WORK ITEM: From the first line to the last, print the records exactly, leaving out the pictures.

[Records from a data source]
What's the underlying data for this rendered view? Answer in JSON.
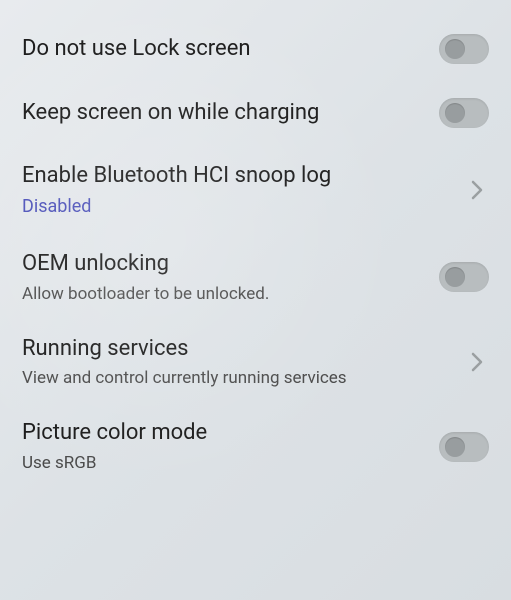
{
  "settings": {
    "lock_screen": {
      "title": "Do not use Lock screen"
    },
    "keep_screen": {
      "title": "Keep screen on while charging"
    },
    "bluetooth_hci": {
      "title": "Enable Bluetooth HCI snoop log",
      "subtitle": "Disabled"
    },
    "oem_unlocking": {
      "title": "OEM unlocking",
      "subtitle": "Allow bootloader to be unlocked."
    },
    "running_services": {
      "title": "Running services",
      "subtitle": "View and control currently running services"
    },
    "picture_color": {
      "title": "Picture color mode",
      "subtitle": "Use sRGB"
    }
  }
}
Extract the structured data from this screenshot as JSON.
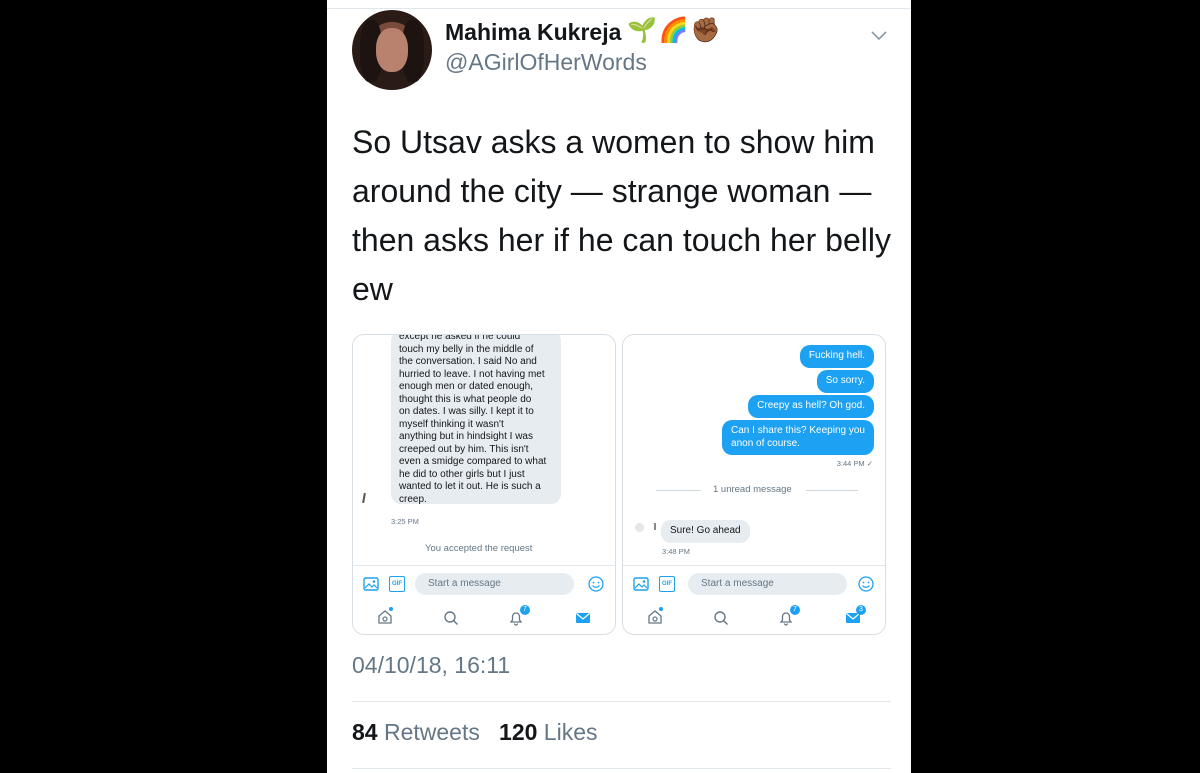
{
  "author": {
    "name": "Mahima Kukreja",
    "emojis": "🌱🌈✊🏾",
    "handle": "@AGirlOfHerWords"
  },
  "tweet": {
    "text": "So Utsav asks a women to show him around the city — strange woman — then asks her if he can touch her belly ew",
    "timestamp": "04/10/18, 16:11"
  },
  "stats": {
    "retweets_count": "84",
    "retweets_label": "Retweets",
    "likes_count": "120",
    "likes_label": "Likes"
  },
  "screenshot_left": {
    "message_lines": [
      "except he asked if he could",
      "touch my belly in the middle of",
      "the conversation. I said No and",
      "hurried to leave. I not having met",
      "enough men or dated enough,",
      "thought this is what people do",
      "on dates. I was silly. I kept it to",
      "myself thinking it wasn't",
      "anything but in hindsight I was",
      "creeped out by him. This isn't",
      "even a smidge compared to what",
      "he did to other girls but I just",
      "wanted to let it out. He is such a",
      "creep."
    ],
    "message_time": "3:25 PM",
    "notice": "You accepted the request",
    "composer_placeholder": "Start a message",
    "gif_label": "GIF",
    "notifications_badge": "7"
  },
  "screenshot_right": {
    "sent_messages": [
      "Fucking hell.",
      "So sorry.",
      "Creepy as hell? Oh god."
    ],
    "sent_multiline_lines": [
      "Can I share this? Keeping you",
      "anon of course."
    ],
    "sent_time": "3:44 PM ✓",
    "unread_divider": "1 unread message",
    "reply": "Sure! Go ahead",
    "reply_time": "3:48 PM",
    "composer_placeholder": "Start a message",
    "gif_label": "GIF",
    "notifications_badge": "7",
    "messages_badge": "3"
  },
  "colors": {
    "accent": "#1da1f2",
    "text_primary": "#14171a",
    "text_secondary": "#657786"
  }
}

EXERCISE ANSWER:
What's the underlying data for this rendered view? Answer in JSON.
{
  "settings": {
    "lock_screen": {
      "title": "Do not use Lock screen"
    },
    "keep_screen": {
      "title": "Keep screen on while charging"
    },
    "bluetooth_hci": {
      "title": "Enable Bluetooth HCI snoop log",
      "subtitle": "Disabled"
    },
    "oem_unlocking": {
      "title": "OEM unlocking",
      "subtitle": "Allow bootloader to be unlocked."
    },
    "running_services": {
      "title": "Running services",
      "subtitle": "View and control currently running services"
    },
    "picture_color": {
      "title": "Picture color mode",
      "subtitle": "Use sRGB"
    }
  }
}
Extract the structured data from this screenshot as JSON.
{
  "author": {
    "name": "Mahima Kukreja",
    "emojis": "🌱🌈✊🏾",
    "handle": "@AGirlOfHerWords"
  },
  "tweet": {
    "text": "So Utsav asks a women to show him around the city — strange woman — then asks her if he can touch her belly ew",
    "timestamp": "04/10/18, 16:11"
  },
  "stats": {
    "retweets_count": "84",
    "retweets_label": "Retweets",
    "likes_count": "120",
    "likes_label": "Likes"
  },
  "screenshot_left": {
    "message_lines": [
      "except he asked if he could",
      "touch my belly in the middle of",
      "the conversation. I said No and",
      "hurried to leave. I not having met",
      "enough men or dated enough,",
      "thought this is what people do",
      "on dates. I was silly. I kept it to",
      "myself thinking it wasn't",
      "anything but in hindsight I was",
      "creeped out by him. This isn't",
      "even a smidge compared to what",
      "he did to other girls but I just",
      "wanted to let it out. He is such a",
      "creep."
    ],
    "message_time": "3:25 PM",
    "notice": "You accepted the request",
    "composer_placeholder": "Start a message",
    "gif_label": "GIF",
    "notifications_badge": "7"
  },
  "screenshot_right": {
    "sent_messages": [
      "Fucking hell.",
      "So sorry.",
      "Creepy as hell? Oh god."
    ],
    "sent_multiline_lines": [
      "Can I share this? Keeping you",
      "anon of course."
    ],
    "sent_time": "3:44 PM ✓",
    "unread_divider": "1 unread message",
    "reply": "Sure! Go ahead",
    "reply_time": "3:48 PM",
    "composer_placeholder": "Start a message",
    "gif_label": "GIF",
    "notifications_badge": "7",
    "messages_badge": "3"
  },
  "colors": {
    "accent": "#1da1f2",
    "text_primary": "#14171a",
    "text_secondary": "#657786"
  }
}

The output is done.